Racehorse Trainer Faces Animal Cruelty Sentence
A trainer who in 2002 was accused of failing to care for a racehorse that suffered a fractured knee at Los Alamitos is scheduled to be sentenced today for felony animal cruelty in connection with a 2008 offense at the Pomona Fairplex.
This time, 58-year-old Swedish citizen Zvi Kriple could be deported because of his felony conviction.
"They destroyed my life," Kriple told the Inland Valley Daily Bulletin.
A jury found Kriple failed to euthanize or sufficiently treat a horse at the Fairplex racetrack that suffered from a chronic hoof condition. Prosecutors say he ignored advice from a veterinarian about treating his horse, and should have euthanized the animal rather than allow it to continue to suffer.
"He was completely overwhelmed by all the things he had to do, and rather than face them head on he just neglected them," said Los Angeles County Deputy District Attorney Stefan Mrakich, who prosecuted the owner/trainer. "Mr. Kriple had no resources to put into this horse."
Kriple, who was barred from training horses after his 2008 arrest and now works as a long-haul trucker, still maintains his racehorse, In Schlefa's Honor, did not need to be euthanized. Saying he previously owned and trained about 20 horses in Southern California--and racing them at Santa Anita, Del Mar, the Fairplex and Los Alamitos--Kriple claimed he had his own way of nursing ailing horses back to health.
He conceded his unorthodox ways made him a "black sheep" among members of the California Horse Racing Board, which in the 2002 Los Alamitos case found his conduct detrimental to horse racing.

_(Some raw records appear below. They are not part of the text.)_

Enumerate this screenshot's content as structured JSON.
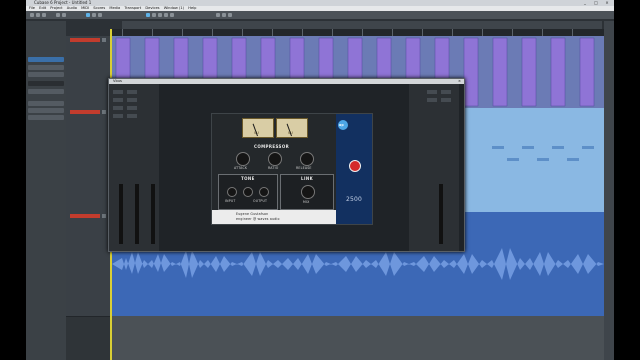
{
  "app": {
    "window_title": "Cubase 6 Project - Untitled 1",
    "menu": [
      "File",
      "Edit",
      "Project",
      "Audio",
      "MIDI",
      "Scores",
      "Media",
      "Transport",
      "Devices",
      "Window (1)",
      "Help"
    ],
    "window_controls": [
      "_",
      "□",
      "×"
    ]
  },
  "plugin": {
    "window_title": "Vbus",
    "close_label": "×",
    "device": {
      "compressor_label": "COMPRESSOR",
      "tone_label": "TONE",
      "link_label": "LINK",
      "meter_left": "VU",
      "meter_right": "VU",
      "knob_labels": [
        "ATTACK",
        "RATIO",
        "RELEASE",
        "INPUT",
        "OUTPUT",
        "MIX"
      ],
      "footer_line1": "Eugene Gustafson",
      "footer_line2": "engineer @ waves audio",
      "brand_side": "2500",
      "brand_logo": "ap"
    }
  },
  "colors": {
    "midi_lane": "#6b7bb5",
    "audio_lane_light": "#8ab8e3",
    "audio_lane_dark": "#3c68b6",
    "cursor": "#d9cf35",
    "track_name": "#c23c2d"
  }
}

However, the board did not suspend Kriple's license to train horses or forward the case to prosecutors for possible criminal charges.
Mrakich told the Daily Bulletin he would have filed criminal charges against Kriple had he been presented the case from 2002.
(For another example of an animal cruelty case the Orange County District Attorney's office failed to file charges on, read this.)
Though Kriple could get up to three years in state prison at today's sentencing, the LA County Probation Department did not recommend additional jail time for him in its pre-sentencing report, and Mrakich says he will not seek additional jail time from Judge Thomas C. Falls either.